With seven laps remaining, Bowyer reportedly clipped Gordon, causing Gordon to slide hard into the wall, reports Yahoo! Gordon was black-flagged by NASCAR which meant that he was ordered to take his car off the track and into pit row.
But Gordon ignored NASCAR's warning and waited for Bowyer to circle back. As Bowyer approached, Gordon reportedly rammed his car into Bowyer taking him out as well as an innocent Joey Logano.
Gordon's act seemed to have been a response to a year's worth of pent-up aggression against Bowyer. After the race, Gordon admitted to headhunting Bowyer saying: "It's escalated over the year and I've just had it. Clint's run into me numerous times and wrecked me. He got into me on the back straightaway and ruined our day. I set up and got him back," reports Yahoo!
Following the accident, Bowyer's team, or one man, depending on reports, charged Gordon. In addtion to heat on the track, Gordon can also expect some payback and penalties from NASCAR. However, one may wonder whether Gordon should face criminal charges too.
It's not unheard of for professional athletes to face criminal charges for their acts during competition.
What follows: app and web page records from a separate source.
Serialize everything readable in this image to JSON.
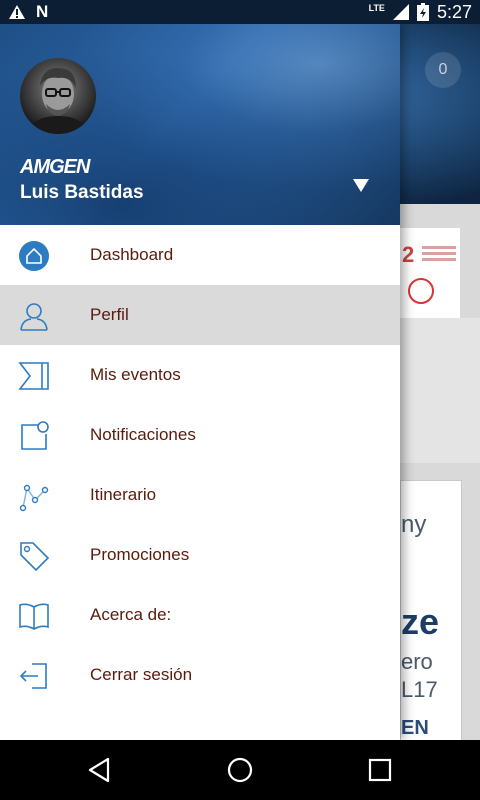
{
  "status_bar": {
    "time": "5:27",
    "network": "LTE"
  },
  "background_app": {
    "badge_count": "0",
    "card_text_1": "ny",
    "card_text_2": "ze",
    "card_text_3": "ero",
    "card_text_4": "L17",
    "card_text_5": "EN"
  },
  "drawer": {
    "brand": "AMGEN",
    "user_name": "Luis Bastidas",
    "menu": [
      {
        "label": "Dashboard",
        "icon": "home-icon"
      },
      {
        "label": "Perfil",
        "icon": "user-icon",
        "active": true
      },
      {
        "label": "Mis eventos",
        "icon": "events-icon"
      },
      {
        "label": "Notificaciones",
        "icon": "notification-icon"
      },
      {
        "label": "Itinerario",
        "icon": "itinerary-icon"
      },
      {
        "label": "Promociones",
        "icon": "tag-icon"
      },
      {
        "label": "Acerca de:",
        "icon": "book-icon"
      },
      {
        "label": "Cerrar sesión",
        "icon": "logout-icon"
      }
    ]
  },
  "colors": {
    "accent": "#2d7cc1",
    "menu_text": "#5a1a0a",
    "active_row": "#dadada"
  }
}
Notably, NHL hockey players such as Marty McSorley and Todd Bertuzzi have faced criminal assault charges for brutal hits. In fact, McSorley faced assault with a deadly weapon charges for swinging his hockey stick into the head of another player.
If a hockey stick can be considered a deadly weapon, a speeding NASCAR race car could arguably be considered a deadly weapon as well. This is especially true when the cars are travelling at extremely high speeds and someone intentionally steers his car into another.
So far, the controversy only covers what penalties Gordon will face from NASCAR this year, and possibly next year, for his actions. But if Bowyer is really bitter, he may attempt to press criminal charges against Gordon for assault.
If you have any questions about assault and battery and what acts can constitute criminal assault, you can ask a question on FindLaw Answers. Most posters find an answer from the community within 24 hours.